    Heart Failure Reviews 03/2015; DOI:10.1007/s10741-015-9479-6 · 3.99 Impact Factor
  • Source
    [Show abstract] [Hide abstract]
    ABSTRACT: Heart failure is a complex pathophysiological syndrome that can occur in children from a variety of diseases, including cardiomyopathies, myocarditis, and congenital heart disease. The condition is associated with a high rate of morbidity and mortality and places a significant burden on families of affected children and to society as a whole. Current medical therapy is taken largely from the management of heart failure in adults, though clear survival benefit of these medications are lacking. Ventricular assist devices (VADs) have taken an increasingly important role in the management of advanced heart failure in children. The predominant role of these devices has been as a bridge to heart transplantation, and excellent results are currently achieved for most children with cardiomyopathies. There is an ongoing investigation to improve outcomes in high-risk populations, such as small infants and those with complex congenital heart disease, including patients with functionally univentricular hearts. Additionally, there is an active investigation and interest in expansion of VADs beyond the predominant utilization as a bridge to a heart transplant into ventricular recovery, device explant without a heart transplantation (bridge to recovery), and placement of devices without the expectation of recovery or transplantation (destination therapy).

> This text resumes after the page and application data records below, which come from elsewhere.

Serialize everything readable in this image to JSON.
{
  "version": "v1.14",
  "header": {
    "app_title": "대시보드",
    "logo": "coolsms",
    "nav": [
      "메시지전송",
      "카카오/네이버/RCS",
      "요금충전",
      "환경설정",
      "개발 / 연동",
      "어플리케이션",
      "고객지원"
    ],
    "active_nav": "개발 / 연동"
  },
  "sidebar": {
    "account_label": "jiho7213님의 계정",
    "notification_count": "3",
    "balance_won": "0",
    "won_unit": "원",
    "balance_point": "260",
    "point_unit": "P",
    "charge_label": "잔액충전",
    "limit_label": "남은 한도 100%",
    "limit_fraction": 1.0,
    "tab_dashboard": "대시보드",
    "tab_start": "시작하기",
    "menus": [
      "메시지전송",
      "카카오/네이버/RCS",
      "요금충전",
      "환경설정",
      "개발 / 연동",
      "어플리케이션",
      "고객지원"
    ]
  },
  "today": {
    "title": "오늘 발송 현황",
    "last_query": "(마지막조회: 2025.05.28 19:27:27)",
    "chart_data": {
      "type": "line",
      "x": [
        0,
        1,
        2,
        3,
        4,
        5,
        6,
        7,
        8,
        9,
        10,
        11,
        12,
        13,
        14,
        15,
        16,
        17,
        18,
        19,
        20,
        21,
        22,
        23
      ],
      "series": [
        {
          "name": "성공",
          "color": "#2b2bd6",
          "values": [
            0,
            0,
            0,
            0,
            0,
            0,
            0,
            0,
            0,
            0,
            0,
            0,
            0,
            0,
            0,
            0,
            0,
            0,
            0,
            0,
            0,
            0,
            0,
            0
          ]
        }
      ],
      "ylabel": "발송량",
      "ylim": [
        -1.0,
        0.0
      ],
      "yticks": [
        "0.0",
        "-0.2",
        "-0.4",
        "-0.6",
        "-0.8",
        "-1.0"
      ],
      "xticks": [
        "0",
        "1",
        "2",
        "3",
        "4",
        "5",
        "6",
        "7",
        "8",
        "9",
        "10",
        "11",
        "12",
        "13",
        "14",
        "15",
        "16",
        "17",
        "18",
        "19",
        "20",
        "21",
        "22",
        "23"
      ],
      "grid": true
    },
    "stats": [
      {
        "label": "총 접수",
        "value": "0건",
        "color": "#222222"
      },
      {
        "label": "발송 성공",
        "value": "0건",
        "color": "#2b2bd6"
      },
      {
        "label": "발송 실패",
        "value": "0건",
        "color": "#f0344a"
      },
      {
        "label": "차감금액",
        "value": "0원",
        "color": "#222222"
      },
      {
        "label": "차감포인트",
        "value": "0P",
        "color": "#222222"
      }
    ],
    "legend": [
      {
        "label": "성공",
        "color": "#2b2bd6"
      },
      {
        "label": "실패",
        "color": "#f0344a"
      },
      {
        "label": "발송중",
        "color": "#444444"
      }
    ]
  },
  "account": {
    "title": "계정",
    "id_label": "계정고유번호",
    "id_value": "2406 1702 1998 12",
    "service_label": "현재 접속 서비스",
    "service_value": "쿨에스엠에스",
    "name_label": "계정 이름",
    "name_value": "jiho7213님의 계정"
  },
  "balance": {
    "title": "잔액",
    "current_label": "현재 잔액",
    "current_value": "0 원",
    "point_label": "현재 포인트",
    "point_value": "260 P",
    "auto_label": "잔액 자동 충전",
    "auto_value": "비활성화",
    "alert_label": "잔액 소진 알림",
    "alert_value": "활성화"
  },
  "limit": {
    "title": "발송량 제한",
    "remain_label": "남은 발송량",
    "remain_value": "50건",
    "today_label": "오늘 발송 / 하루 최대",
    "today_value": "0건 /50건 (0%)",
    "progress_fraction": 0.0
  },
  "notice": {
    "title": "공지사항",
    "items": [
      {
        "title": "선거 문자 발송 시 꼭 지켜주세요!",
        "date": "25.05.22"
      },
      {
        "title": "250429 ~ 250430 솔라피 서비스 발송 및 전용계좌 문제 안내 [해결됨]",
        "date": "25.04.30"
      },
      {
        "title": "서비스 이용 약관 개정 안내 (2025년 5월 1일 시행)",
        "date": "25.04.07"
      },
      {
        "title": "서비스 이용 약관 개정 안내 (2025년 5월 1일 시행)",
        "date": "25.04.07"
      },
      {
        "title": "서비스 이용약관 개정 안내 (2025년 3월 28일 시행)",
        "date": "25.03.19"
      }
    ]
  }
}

    Korean Circulation Journal 01/2015; 45(1):1-8. DOI:10.4070/kcj.2015.45.1.1
  • Source
    [Show abstract] [Hide abstract]
    ABSTRACT: Heart failure is characterized by the transition from an initial compensatory response to decompensation, which can be partially mimicked by transverse aortic constriction (TAC) in rodent models. Numerous signaling molecules have been shown to be part of the compensatory program, but relatively little is known about the transition to decompensation that leads to heart failure. Here, we show that TAC potently decreases the RBFox2 protein in the mouse heart, and cardiac ablation of this critical splicing regulator generates many phenotypes resembling those associated with decompensation in the failing heart. Global analysis reveals that RBFox2 regulates splicing of many genes implicated in heart function and disease. A subset of these genes undergoes developmental regulation during postnatal heart remodeling, which is reversed in TAC-treated and RBFox2 knockout mice. These findings suggest that RBFox2 may be a critical stress sensor during pressure overload-induced heart failure. Copyright © 2015 The Authors. Published by Elsevier Inc. All rights reserved.